Task to carry out ▸ Beginning with the line that has "Transcribe this image's", write out each line down to the end of the records below exactly, and include no pictures.
* * * * *
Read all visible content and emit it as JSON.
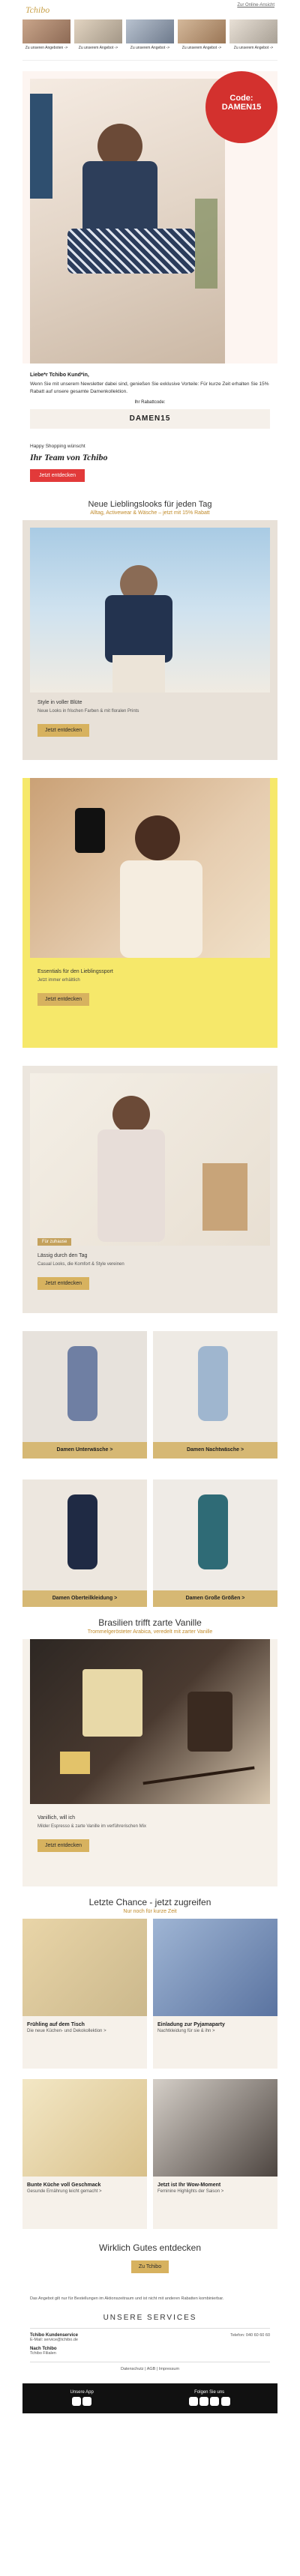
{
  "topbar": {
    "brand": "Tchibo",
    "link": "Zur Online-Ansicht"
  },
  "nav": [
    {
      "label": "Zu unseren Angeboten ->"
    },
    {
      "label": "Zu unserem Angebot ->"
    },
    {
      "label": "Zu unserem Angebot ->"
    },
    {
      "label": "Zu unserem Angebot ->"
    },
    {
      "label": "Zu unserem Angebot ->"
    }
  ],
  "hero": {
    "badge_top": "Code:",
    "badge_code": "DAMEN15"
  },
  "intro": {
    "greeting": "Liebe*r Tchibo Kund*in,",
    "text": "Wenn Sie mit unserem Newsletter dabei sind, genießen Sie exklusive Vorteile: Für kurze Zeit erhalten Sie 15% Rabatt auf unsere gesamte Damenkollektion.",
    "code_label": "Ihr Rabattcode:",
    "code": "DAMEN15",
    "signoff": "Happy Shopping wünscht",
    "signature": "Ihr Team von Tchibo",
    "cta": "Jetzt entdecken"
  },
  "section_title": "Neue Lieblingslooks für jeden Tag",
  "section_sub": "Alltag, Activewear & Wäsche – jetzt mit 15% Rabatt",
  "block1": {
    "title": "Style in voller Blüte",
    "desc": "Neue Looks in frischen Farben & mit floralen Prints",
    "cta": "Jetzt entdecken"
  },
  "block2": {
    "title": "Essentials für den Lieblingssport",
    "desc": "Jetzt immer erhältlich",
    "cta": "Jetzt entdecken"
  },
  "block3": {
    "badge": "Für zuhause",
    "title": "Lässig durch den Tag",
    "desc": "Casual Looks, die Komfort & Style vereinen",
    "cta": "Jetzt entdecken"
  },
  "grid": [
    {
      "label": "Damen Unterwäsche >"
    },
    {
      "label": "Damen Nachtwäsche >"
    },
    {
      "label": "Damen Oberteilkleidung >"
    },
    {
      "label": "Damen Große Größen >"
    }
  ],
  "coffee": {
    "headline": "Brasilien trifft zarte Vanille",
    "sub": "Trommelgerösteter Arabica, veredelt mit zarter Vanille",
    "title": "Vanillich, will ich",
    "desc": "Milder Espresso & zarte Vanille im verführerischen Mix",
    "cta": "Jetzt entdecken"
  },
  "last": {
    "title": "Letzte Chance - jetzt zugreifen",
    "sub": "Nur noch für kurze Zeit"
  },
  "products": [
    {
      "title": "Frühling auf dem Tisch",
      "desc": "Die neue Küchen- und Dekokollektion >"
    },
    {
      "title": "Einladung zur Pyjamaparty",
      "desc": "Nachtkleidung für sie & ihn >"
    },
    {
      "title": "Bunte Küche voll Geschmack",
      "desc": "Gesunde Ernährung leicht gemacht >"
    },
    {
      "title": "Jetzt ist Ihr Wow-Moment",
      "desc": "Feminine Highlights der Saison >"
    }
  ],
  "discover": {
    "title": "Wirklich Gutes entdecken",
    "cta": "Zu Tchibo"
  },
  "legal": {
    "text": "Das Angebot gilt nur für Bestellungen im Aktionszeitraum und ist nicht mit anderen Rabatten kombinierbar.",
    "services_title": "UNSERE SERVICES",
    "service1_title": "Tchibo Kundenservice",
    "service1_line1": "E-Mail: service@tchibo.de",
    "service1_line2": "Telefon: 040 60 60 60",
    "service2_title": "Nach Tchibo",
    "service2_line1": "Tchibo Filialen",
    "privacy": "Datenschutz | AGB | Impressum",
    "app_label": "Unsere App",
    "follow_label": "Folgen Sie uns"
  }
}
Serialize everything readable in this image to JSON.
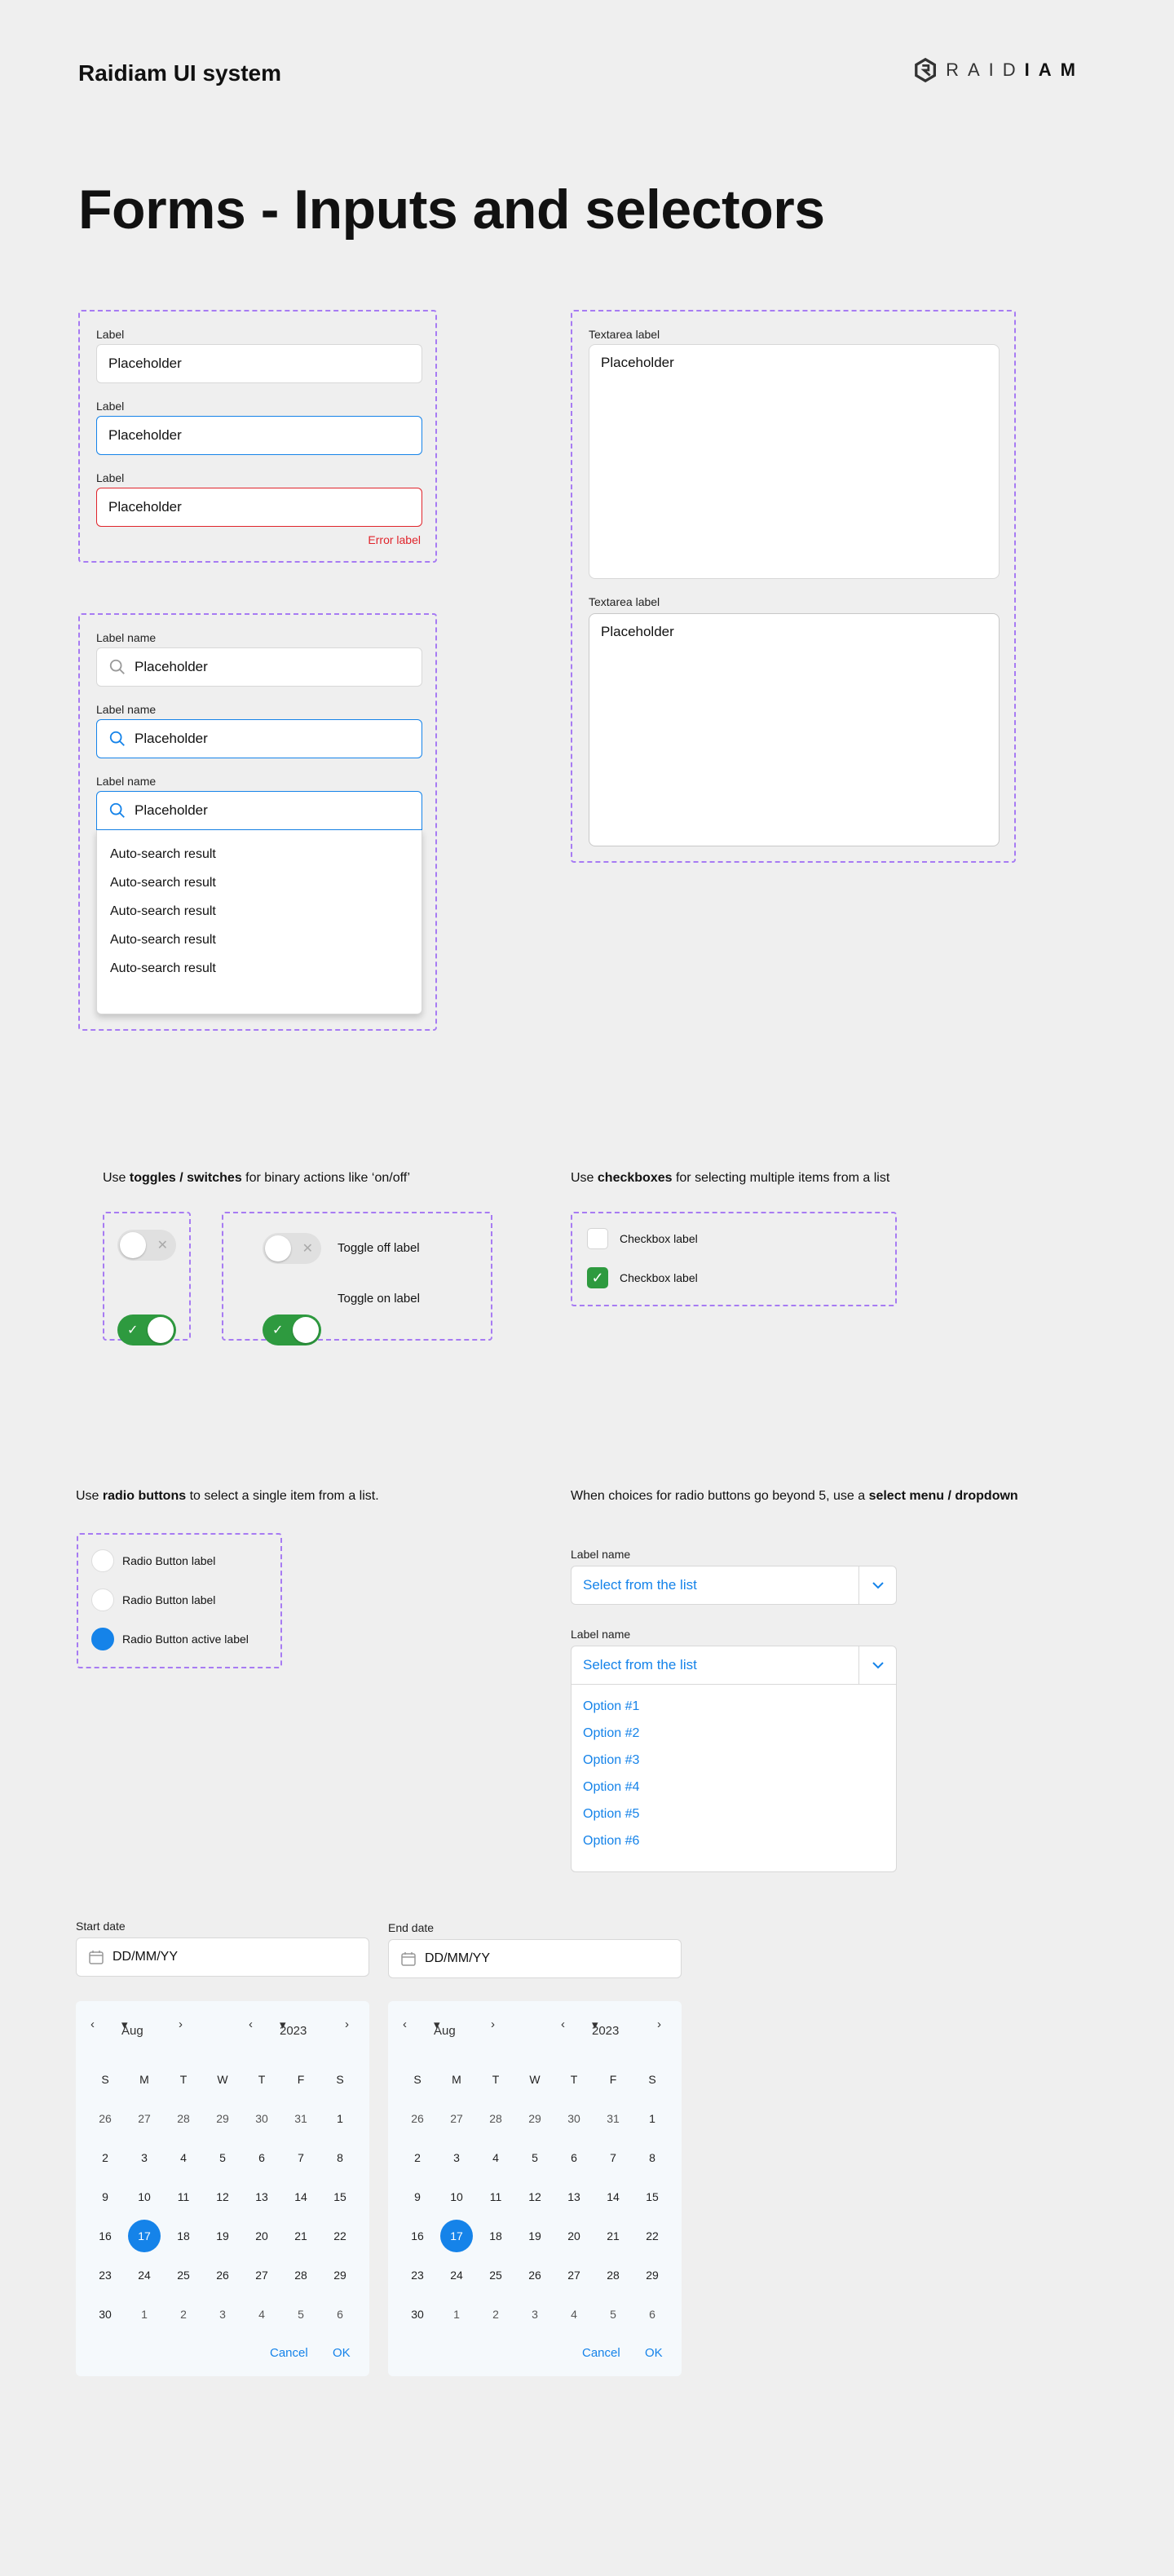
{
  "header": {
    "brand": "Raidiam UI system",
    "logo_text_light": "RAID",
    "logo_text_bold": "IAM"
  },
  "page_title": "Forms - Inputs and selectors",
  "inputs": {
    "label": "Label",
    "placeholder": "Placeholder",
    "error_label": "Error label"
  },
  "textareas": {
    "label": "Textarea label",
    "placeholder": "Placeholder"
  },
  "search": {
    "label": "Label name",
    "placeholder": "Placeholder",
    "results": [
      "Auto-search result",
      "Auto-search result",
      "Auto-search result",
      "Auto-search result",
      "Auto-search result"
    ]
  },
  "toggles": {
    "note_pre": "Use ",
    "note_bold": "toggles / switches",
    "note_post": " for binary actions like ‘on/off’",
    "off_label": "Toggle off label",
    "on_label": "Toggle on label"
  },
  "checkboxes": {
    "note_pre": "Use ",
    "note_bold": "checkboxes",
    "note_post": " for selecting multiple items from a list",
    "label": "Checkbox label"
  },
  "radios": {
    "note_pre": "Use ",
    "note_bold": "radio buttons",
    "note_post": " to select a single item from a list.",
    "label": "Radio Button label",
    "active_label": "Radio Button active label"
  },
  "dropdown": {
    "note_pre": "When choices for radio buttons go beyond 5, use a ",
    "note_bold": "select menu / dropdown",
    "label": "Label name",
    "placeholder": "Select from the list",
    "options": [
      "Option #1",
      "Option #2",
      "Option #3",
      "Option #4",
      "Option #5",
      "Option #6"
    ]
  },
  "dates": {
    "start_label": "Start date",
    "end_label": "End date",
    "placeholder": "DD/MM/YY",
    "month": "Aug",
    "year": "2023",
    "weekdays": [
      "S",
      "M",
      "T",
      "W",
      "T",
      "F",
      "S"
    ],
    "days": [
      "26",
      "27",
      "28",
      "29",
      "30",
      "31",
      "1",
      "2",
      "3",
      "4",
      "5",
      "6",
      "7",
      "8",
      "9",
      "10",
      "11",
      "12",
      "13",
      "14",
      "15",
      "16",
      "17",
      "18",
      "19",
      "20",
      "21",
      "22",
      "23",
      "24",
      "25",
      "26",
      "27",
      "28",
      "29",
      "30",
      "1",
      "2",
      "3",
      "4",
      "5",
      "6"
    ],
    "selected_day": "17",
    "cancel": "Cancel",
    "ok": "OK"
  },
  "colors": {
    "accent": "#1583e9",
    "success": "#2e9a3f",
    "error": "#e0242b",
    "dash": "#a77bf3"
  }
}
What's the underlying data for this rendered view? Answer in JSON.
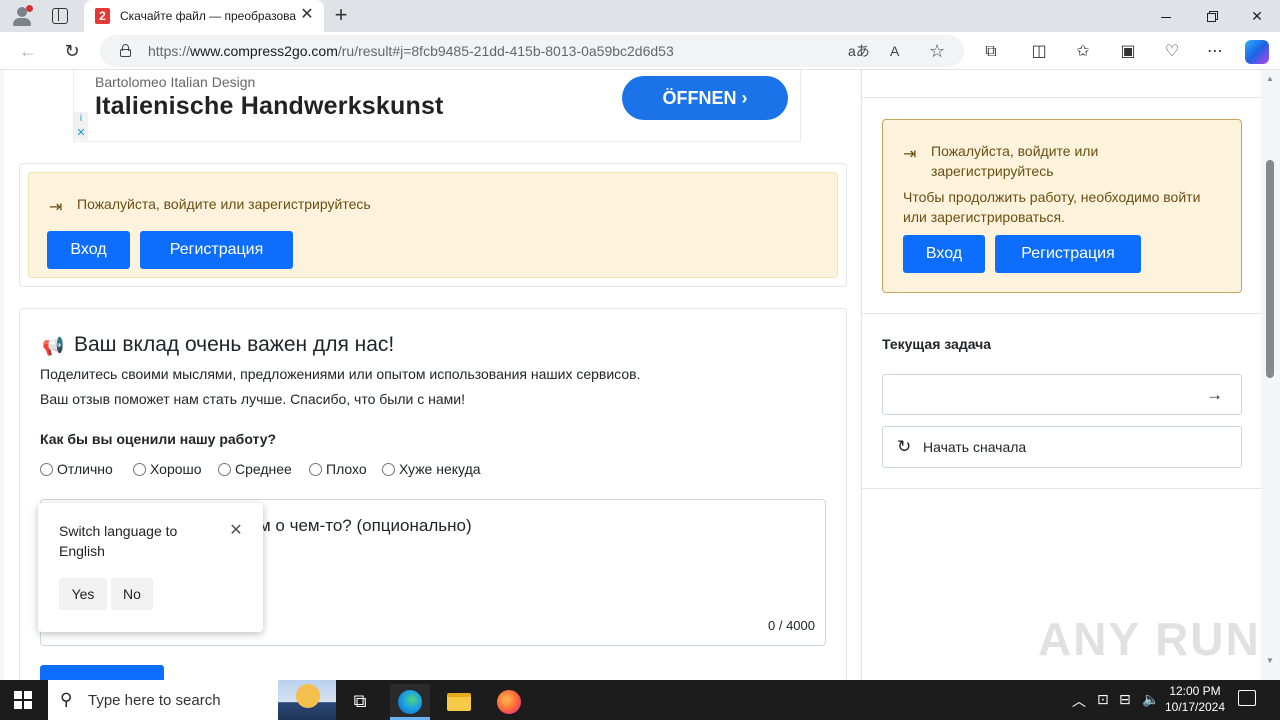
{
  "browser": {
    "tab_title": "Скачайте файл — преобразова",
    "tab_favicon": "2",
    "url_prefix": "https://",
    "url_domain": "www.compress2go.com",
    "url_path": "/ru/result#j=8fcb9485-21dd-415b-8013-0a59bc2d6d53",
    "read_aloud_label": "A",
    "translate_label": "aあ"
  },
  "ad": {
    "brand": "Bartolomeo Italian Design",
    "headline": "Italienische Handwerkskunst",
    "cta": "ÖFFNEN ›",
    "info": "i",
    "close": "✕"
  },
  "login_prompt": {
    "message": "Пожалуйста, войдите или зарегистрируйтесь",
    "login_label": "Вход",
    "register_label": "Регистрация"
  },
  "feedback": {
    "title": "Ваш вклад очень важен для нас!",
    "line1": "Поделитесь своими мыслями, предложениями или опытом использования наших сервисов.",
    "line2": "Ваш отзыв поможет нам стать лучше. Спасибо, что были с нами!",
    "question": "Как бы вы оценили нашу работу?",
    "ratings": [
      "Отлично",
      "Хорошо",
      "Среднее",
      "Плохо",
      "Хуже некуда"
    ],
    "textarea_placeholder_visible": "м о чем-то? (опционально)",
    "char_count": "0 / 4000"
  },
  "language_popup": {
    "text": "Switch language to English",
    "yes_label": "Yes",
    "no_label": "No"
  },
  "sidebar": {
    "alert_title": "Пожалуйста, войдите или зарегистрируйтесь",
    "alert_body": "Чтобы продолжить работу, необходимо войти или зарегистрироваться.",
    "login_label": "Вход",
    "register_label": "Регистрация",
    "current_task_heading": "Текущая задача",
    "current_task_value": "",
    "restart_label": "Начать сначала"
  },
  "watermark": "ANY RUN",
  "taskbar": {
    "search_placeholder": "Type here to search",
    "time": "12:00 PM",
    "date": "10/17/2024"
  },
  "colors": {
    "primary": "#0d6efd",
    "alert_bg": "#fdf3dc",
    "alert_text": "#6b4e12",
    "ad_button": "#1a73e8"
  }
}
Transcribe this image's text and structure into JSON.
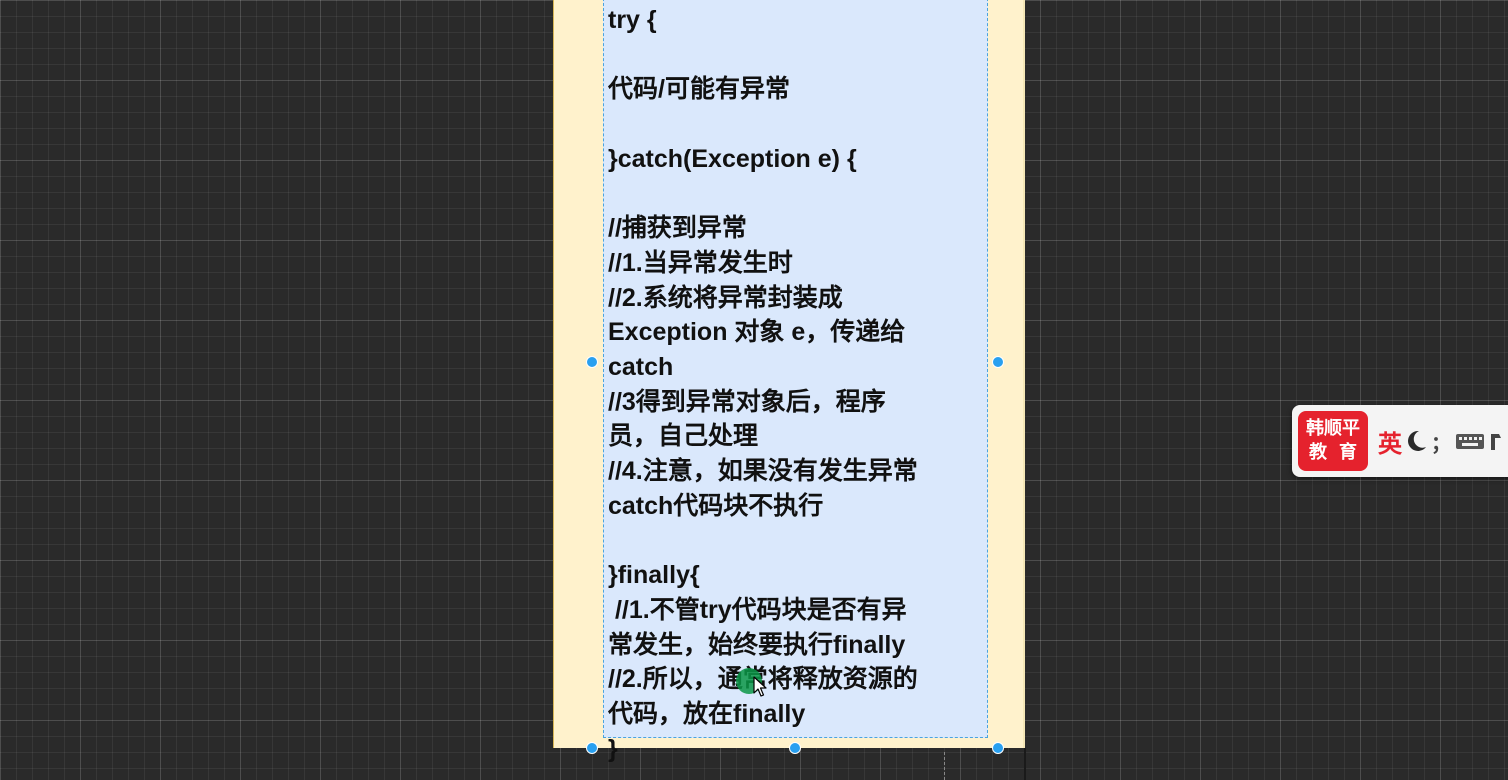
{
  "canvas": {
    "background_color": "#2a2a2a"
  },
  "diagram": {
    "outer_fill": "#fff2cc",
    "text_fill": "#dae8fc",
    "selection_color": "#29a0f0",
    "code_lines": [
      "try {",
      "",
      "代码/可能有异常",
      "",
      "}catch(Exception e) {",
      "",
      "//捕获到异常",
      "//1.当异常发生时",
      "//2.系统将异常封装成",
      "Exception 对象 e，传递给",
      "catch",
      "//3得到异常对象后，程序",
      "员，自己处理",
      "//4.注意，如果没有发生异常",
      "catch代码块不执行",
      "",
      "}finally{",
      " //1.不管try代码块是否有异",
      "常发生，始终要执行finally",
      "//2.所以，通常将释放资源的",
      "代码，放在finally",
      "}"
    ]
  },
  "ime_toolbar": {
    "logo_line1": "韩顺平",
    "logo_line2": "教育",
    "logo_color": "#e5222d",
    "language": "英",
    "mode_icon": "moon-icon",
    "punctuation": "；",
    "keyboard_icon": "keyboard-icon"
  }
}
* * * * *
Answer below ▸
Transcribe this image's text and structure into JSON.
{
  "canvas": {
    "background_color": "#2a2a2a"
  },
  "diagram": {
    "outer_fill": "#fff2cc",
    "text_fill": "#dae8fc",
    "selection_color": "#29a0f0",
    "code_lines": [
      "try {",
      "",
      "代码/可能有异常",
      "",
      "}catch(Exception e) {",
      "",
      "//捕获到异常",
      "//1.当异常发生时",
      "//2.系统将异常封装成",
      "Exception 对象 e，传递给",
      "catch",
      "//3得到异常对象后，程序",
      "员，自己处理",
      "//4.注意，如果没有发生异常",
      "catch代码块不执行",
      "",
      "}finally{",
      " //1.不管try代码块是否有异",
      "常发生，始终要执行finally",
      "//2.所以，通常将释放资源的",
      "代码，放在finally",
      "}"
    ]
  },
  "ime_toolbar": {
    "logo_line1": "韩顺平",
    "logo_line2": "教育",
    "logo_color": "#e5222d",
    "language": "英",
    "mode_icon": "moon-icon",
    "punctuation": "；",
    "keyboard_icon": "keyboard-icon"
  }
}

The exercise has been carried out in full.